In the sedimentary basins of the northern United States and western Canada large amounts of rock, broadly described as evaporitic, are either petroleum bearing or so situated in their geologic association with petroleum that evaporite geology bears directly on the petroleum occurrence.
The evaporites are members of facies assigned to two distinct groups—a coastal-shoal/salt-flat suite and a reef/salt-basin suite, illustrated by Devonian and Mississippian examples.
(1) Desert-zone coastal salt flats (sabkhas) have the peculiarity of transforming calcareous sediment to microdolomite containing quantities of gypsum and anhydrite. The permeability changes thus effected make stratigraphic traps for oil and gas. Fossil sabkhas among Late Devonian strata of the Western Canada basin and the Mississippian rocks of the Williston basin hold large reserves of sulfur and petroleum.
(2) Middle Devonian reefs in the Elk Point evaporite basin were built up in stages. The first reef stage (Winnipegosis-Black Creek) forms part of an association of sedimentary units deposited in the following order: (1) platform; (2) reef, ending with laminar dolomite on both reef and basin floor; (3) bituminous calcitic and anhydritic laminites on the basin floor (not on reef sites); and (4) laminar halite filling the interreef tracts nearly to reef-top level.
The reefs are not in stratigraphic-facies relation to the salt, for during calcitic laminite and salt sedimentation they were exposed subaerially (not implying any change in general sea level outside the basin). Much diagenetic activity affected the laminite deposits, some of it apparently occurring independently (perhaps yearly) in each lamina.

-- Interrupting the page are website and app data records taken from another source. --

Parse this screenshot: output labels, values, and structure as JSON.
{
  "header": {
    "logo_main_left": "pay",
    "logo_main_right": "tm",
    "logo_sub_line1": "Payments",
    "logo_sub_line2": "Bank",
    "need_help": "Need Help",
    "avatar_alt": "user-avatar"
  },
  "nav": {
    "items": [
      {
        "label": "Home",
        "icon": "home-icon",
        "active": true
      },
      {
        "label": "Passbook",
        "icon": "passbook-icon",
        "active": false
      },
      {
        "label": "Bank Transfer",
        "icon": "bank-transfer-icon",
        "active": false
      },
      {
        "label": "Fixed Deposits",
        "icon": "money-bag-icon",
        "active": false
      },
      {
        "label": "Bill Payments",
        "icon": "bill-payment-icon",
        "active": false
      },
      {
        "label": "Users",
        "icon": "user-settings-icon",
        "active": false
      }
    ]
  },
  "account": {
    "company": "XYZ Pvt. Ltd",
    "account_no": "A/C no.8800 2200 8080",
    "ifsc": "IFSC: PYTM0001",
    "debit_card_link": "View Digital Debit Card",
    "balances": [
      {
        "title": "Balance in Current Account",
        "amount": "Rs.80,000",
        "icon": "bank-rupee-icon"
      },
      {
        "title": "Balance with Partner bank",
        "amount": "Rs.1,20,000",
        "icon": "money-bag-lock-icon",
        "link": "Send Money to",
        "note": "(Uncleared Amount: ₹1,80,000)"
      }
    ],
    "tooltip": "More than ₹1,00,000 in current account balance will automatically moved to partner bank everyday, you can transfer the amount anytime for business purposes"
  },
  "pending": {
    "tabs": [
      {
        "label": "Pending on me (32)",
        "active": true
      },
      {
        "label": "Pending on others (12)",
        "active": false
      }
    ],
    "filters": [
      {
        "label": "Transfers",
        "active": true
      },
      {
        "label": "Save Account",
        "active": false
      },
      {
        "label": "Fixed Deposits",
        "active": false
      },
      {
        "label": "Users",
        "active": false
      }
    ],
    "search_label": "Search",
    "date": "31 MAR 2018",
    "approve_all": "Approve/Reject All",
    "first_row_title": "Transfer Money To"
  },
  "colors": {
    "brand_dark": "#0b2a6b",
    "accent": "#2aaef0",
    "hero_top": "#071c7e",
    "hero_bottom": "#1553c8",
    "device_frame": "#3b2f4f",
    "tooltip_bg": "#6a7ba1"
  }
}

Some anhydrite is nodular-dolomitic, resembling primary anhydrite of present-day sabkha capillary-zone type, though most of it is associated so intimately with laminar organic matter that it can be described as mineralized algal mat.